When I think about creating desserts to serve to friends and family, it not only has to taste great but has to look the part as well. There’s nothing quite so satisfying for me as hearing my guests’ “oohh and aahh” over something I’ve created when it arrives at the table and then the satisfying silence as my sweet finish is devoured and enjoyed. For many of my friends the highlight of a great meal is the bit at the end and so when planning a new recipe or dessert it has to live up to expectations. For me, I tend to find a lot of desserts way too heavy and sweet following a couple of courses and so the challenge is to create a dish that has some lightness to it without compromising on all those flavours and textures that make great desserts. I often use yoghurt in desserts in place of some or all of the cream and, for a recent dinner party, decided to use it in a pannacotta recipe I have that usually uses only heavy cream as it’s base.

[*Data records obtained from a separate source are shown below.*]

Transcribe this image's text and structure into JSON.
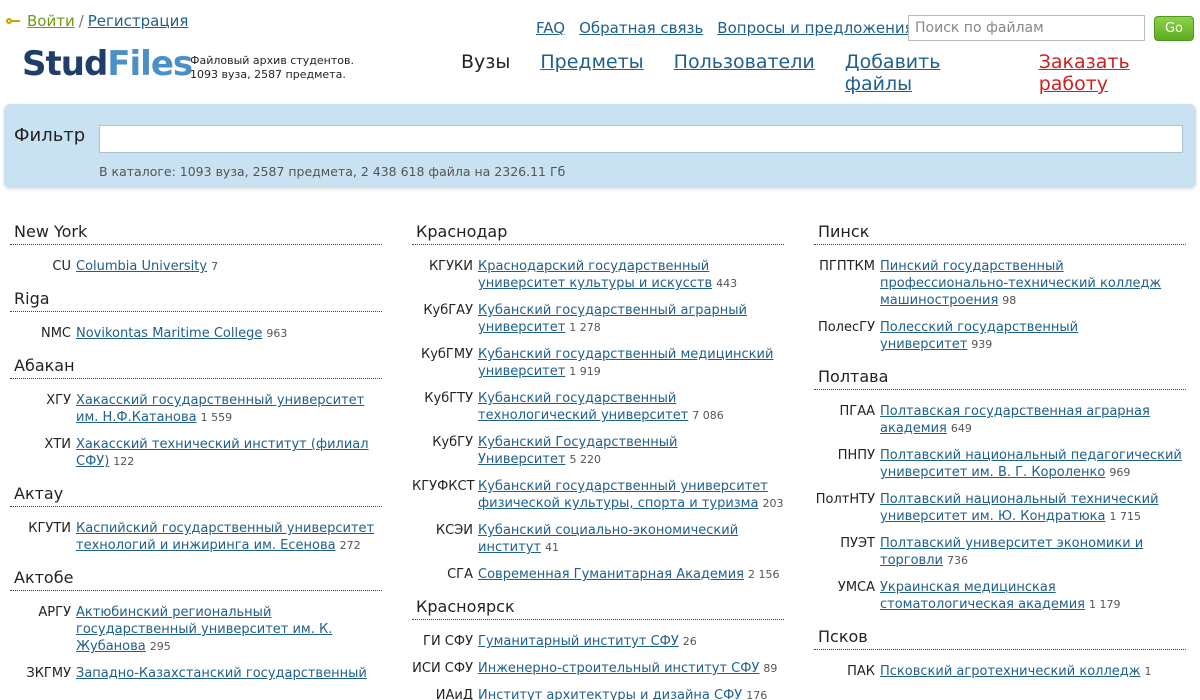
{
  "auth": {
    "login": "Войти",
    "sep": "/",
    "register": "Регистрация"
  },
  "toplinks": [
    "FAQ",
    "Обратная связь",
    "Вопросы и предложения"
  ],
  "search": {
    "placeholder": "Поиск по файлам",
    "button": "Go"
  },
  "logo": {
    "part1": "Stud",
    "part2": "Files"
  },
  "tagline": {
    "line1": "Файловый архив студентов.",
    "line2": "1093 вуза, 2587 предмета."
  },
  "nav": {
    "vuzy": "Вузы",
    "predmety": "Предметы",
    "users": "Пользователи",
    "add": "Добавить файлы",
    "order": "Заказать работу"
  },
  "filter": {
    "label": "Фильтр",
    "stats": "В каталоге: 1093 вуза, 2587 предмета, 2 438 618 файла на 2326.11 Гб"
  },
  "columns": [
    [
      {
        "city": "New York",
        "unis": [
          {
            "abbr": "CU",
            "name": "Columbia University",
            "count": "7"
          }
        ]
      },
      {
        "city": "Riga",
        "unis": [
          {
            "abbr": "NMC",
            "name": "Novikontas Maritime College",
            "count": "963"
          }
        ]
      },
      {
        "city": "Абакан",
        "unis": [
          {
            "abbr": "ХГУ",
            "name": "Хакасский государственный университет им. Н.Ф.Катанова",
            "count": "1 559"
          },
          {
            "abbr": "ХТИ",
            "name": "Хакасский технический институт (филиал СФУ)",
            "count": "122"
          }
        ]
      },
      {
        "city": "Актау",
        "unis": [
          {
            "abbr": "КГУТИ",
            "name": "Каспийский государственный университет технологий и инжиринга им. Есенова",
            "count": "272"
          }
        ]
      },
      {
        "city": "Актобе",
        "unis": [
          {
            "abbr": "АРГУ",
            "name": "Актюбинский региональный государственный университет им. К. Жубанова",
            "count": "295"
          },
          {
            "abbr": "ЗКГМУ",
            "name": "Западно-Казахстанский государственный",
            "count": ""
          }
        ]
      }
    ],
    [
      {
        "city": "Краснодар",
        "unis": [
          {
            "abbr": "КГУКИ",
            "name": "Краснодарский государственный университет культуры и искусств",
            "count": "443"
          },
          {
            "abbr": "КубГАУ",
            "name": "Кубанский государственный аграрный университет",
            "count": "1 278"
          },
          {
            "abbr": "КубГМУ",
            "name": "Кубанский государственный медицинский университет",
            "count": "1 919"
          },
          {
            "abbr": "КубГТУ",
            "name": "Кубанский государственный технологический университет",
            "count": "7 086"
          },
          {
            "abbr": "КубГУ",
            "name": "Кубанский Государственный Университет",
            "count": "5 220"
          },
          {
            "abbr": "КГУФКСТ",
            "name": "Кубанский государственный университет физической культуры, спорта и туризма",
            "count": "203"
          },
          {
            "abbr": "КСЭИ",
            "name": "Кубанский социально-экономический институт",
            "count": "41"
          },
          {
            "abbr": "СГА",
            "name": "Современная Гуманитарная Академия",
            "count": "2 156"
          }
        ]
      },
      {
        "city": "Красноярск",
        "unis": [
          {
            "abbr": "ГИ СФУ",
            "name": "Гуманитарный институт СФУ",
            "count": "26"
          },
          {
            "abbr": "ИСИ СФУ",
            "name": "Инженерно-строительный институт СФУ",
            "count": "89"
          },
          {
            "abbr": "ИАиД",
            "name": "Институт архитектуры и дизайна СФУ",
            "count": "176"
          }
        ]
      }
    ],
    [
      {
        "city": "Пинск",
        "unis": [
          {
            "abbr": "ПГПТКМ",
            "name": "Пинский государственный профессионально-технический колледж машиностроения",
            "count": "98"
          },
          {
            "abbr": "ПолесГУ",
            "name": "Полесский государственный университет",
            "count": "939"
          }
        ]
      },
      {
        "city": "Полтава",
        "unis": [
          {
            "abbr": "ПГАА",
            "name": "Полтавская государственная аграрная академия",
            "count": "649"
          },
          {
            "abbr": "ПНПУ",
            "name": "Полтавский национальный педагогический университет им. В. Г. Короленко",
            "count": "969"
          },
          {
            "abbr": "ПолтНТУ",
            "name": "Полтавский национальный технический университет им. Ю. Кондратюка",
            "count": "1 715"
          },
          {
            "abbr": "ПУЭТ",
            "name": "Полтавский университет экономики и торговли",
            "count": "736"
          },
          {
            "abbr": "УМСА",
            "name": "Украинская медицинская стоматологическая академия",
            "count": "1 179"
          }
        ]
      },
      {
        "city": "Псков",
        "unis": [
          {
            "abbr": "ПАК",
            "name": "Псковский агротехнический колледж",
            "count": "1"
          }
        ]
      }
    ]
  ]
}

The next step in designing this dessert was deciding on which flavour to go with. I love using fresh seasonal fruit in cooking and baking and these days you can pretty much find any flavour of yoghurt to match. You only have to peruse the supermarket chilled section to see we are spoilt for choice when looking at yoghurts, with so many great producers and innovative and creative flavours available these days. I love figs and so when I found a yoghurt that combined roasted fig and black plum, I had my inspiration for the flavour base for my pannacotta. My usual “go to” pannacotta recipe was about to get a fruity makeover and I also thought that a bit more texture was needed to make it complete and bring a bit of “wow” to the dessert.

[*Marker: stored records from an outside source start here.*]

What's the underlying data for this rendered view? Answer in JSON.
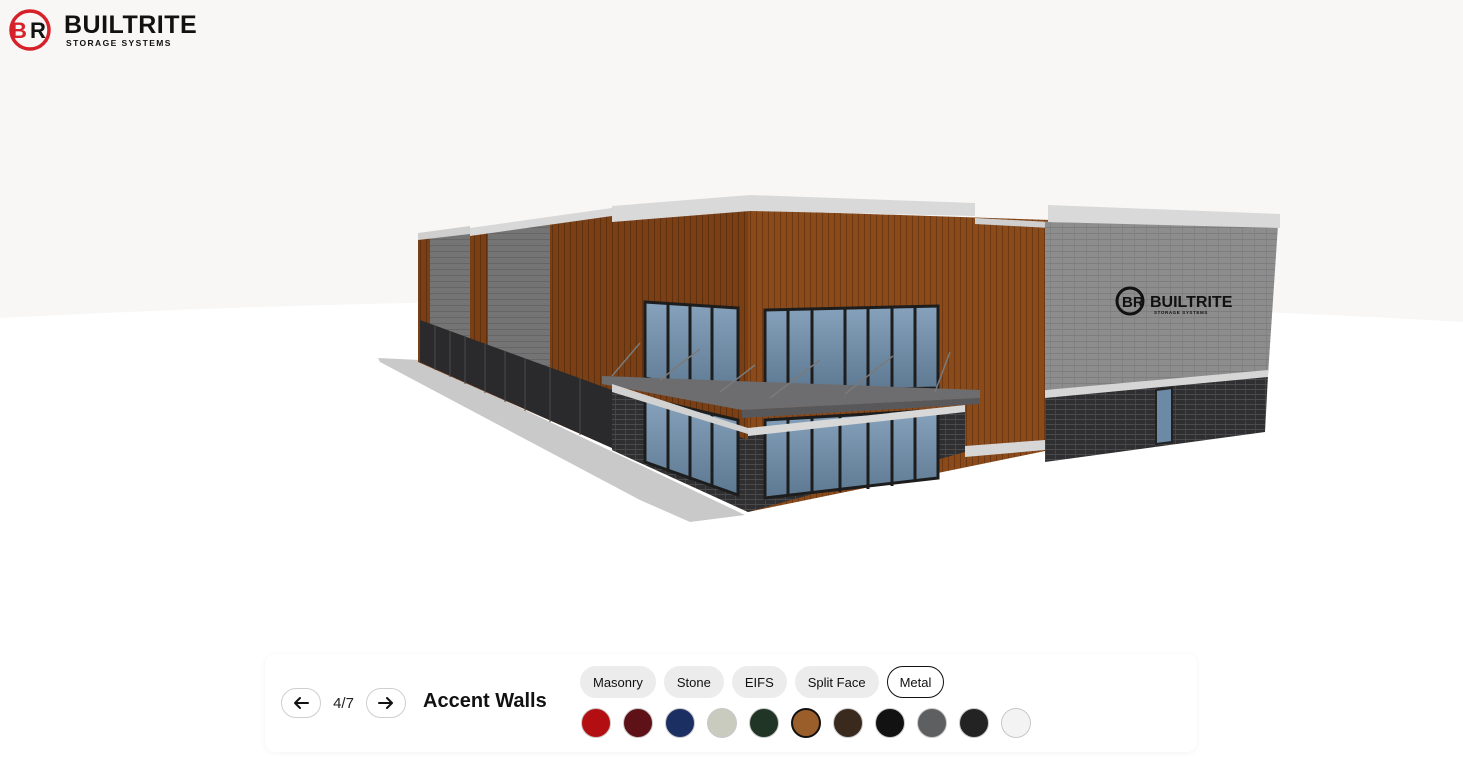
{
  "brand": {
    "name": "BUILTRITE",
    "tagline": "STORAGE SYSTEMS"
  },
  "colors": {
    "brand_red": "#d6212a",
    "ink": "#111111"
  },
  "viewer": {
    "icon": "building-3d-model",
    "sign_text": "BUILTRITE",
    "sign_subtext": "STORAGE SYSTEMS"
  },
  "config": {
    "step": "4/7",
    "section_title": "Accent Walls",
    "prev_icon": "arrow-left-icon",
    "next_icon": "arrow-right-icon",
    "tabs": [
      {
        "label": "Masonry",
        "active": false
      },
      {
        "label": "Stone",
        "active": false
      },
      {
        "label": "EIFS",
        "active": false
      },
      {
        "label": "Split Face",
        "active": false
      },
      {
        "label": "Metal",
        "active": true
      }
    ],
    "swatches": [
      {
        "color": "#b30f12",
        "selected": false
      },
      {
        "color": "#5e1218",
        "selected": false
      },
      {
        "color": "#1c2f63",
        "selected": false
      },
      {
        "color": "#c9cbbf",
        "selected": false
      },
      {
        "color": "#203525",
        "selected": false
      },
      {
        "color": "#9a5e2a",
        "selected": true
      },
      {
        "color": "#3a2a1e",
        "selected": false
      },
      {
        "color": "#121212",
        "selected": false
      },
      {
        "color": "#5e5f61",
        "selected": false
      },
      {
        "color": "#232323",
        "selected": false
      },
      {
        "color": "#f3f3f3",
        "selected": false
      }
    ]
  }
}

I’m never one to take the easy road when it comes to cooking or baking and somehow always feel the need to go a bit over and beyond with a recipe. This dessert was no exception. Yes the creamy texture of the pannacotta combined with some fresh fruit was, I’m sure, going to be great but not amazing enough for my liking. I felt that the recipe could use a bit of crunch and so decided on adding not one but two elements to the final dish. I opted for a crunchy biscuit base as well as a nutty praline to add to the creamy star of the show.
Not content with finishing there, I created a spicy cardamom infused honey syrup to drizzle over the top, using honey from my good friend Randall’s own hives that he keeps in suburban Sydney. I love getting my hands on great quality fresh produce from small producers as, not only do you notice the difference in terms of the flavour of the final product, but you also get that sense of satisfaction knowing you have supported the little guy.

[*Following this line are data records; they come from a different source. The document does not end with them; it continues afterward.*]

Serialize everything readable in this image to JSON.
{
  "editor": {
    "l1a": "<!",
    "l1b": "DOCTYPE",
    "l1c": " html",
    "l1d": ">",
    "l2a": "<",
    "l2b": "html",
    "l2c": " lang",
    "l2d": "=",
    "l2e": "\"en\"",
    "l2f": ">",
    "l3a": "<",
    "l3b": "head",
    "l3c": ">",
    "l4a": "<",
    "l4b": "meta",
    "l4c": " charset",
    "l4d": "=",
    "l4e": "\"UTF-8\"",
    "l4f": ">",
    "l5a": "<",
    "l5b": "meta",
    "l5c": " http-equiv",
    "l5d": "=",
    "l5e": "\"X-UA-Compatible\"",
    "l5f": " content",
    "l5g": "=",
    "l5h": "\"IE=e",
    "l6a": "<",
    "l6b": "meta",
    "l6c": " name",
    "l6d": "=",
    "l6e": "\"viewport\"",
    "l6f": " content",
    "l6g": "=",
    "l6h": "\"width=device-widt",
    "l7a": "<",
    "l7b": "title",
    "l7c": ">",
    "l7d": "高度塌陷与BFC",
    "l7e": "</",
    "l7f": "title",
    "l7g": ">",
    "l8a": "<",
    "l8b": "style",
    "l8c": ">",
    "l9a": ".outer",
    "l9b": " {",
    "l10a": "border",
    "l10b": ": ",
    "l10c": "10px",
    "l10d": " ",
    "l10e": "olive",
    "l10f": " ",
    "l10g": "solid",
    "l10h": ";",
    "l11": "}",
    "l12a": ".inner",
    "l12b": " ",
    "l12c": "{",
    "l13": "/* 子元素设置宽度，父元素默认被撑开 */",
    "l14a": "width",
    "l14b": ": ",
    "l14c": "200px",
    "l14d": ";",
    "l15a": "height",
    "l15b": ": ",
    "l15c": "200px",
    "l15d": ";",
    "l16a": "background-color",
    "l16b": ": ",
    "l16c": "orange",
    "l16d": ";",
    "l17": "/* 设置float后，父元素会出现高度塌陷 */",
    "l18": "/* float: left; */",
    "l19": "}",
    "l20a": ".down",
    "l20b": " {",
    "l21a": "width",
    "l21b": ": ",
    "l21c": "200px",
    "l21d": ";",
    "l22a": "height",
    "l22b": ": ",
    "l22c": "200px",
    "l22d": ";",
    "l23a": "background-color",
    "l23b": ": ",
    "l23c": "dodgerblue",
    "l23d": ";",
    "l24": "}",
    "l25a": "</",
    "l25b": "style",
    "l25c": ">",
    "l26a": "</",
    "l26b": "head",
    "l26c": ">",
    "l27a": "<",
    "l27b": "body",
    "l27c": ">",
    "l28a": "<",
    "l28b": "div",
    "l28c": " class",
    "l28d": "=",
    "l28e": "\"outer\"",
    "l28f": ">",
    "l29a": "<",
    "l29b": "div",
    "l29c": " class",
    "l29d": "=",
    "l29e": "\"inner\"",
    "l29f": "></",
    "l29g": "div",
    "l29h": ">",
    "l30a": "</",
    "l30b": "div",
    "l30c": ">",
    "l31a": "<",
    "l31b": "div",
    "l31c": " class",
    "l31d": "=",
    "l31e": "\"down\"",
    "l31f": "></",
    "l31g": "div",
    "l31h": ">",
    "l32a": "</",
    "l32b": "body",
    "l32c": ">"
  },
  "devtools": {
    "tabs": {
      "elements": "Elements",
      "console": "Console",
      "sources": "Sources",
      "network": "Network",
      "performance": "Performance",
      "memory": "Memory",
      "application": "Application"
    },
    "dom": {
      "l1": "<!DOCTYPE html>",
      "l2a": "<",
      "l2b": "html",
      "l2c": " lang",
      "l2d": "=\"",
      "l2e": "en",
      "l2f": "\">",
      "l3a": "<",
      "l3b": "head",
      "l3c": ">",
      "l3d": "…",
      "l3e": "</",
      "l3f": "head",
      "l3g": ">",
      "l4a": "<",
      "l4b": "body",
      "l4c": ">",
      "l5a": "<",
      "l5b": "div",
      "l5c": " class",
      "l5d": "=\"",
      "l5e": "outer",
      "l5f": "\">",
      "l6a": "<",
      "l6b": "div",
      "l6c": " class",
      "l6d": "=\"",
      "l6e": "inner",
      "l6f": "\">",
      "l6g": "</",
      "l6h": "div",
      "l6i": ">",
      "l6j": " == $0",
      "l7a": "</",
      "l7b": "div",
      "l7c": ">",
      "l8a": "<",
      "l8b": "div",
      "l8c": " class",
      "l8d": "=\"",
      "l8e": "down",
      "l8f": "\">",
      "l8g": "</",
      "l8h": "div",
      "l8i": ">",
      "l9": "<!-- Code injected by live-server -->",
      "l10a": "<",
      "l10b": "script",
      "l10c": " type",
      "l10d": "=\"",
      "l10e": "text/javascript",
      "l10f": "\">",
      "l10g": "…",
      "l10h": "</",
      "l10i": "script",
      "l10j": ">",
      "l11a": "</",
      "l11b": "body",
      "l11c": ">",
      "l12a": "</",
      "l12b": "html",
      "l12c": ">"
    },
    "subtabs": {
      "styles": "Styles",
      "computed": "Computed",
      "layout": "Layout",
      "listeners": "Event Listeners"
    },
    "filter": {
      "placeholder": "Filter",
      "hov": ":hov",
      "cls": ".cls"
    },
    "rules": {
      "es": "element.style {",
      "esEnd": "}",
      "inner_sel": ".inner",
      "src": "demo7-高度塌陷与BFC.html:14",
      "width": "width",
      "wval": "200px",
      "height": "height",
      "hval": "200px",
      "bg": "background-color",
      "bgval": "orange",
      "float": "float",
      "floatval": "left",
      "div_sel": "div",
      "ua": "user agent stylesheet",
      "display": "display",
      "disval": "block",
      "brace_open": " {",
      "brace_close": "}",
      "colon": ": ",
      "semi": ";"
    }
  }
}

Constructing the final product to bring to the table can largely be done ahead of time for a dinner party if you like or alternatively if you have all of the elements ready to go it doesn’t take long to do right before serving. Just make sure your biscuit bases are cut to size, your praline is crushed, the fruit is sliced and the syrup a little warm so that it drizzles nicely. If you don’t have the time of inclination you can leave out the biscuit and praline elements and still have a dessert that will have your guests singing your praises and wanting more. Hope you enjoy this recipe and it’s the sweet finish you were looking for.
You can view the recipe here.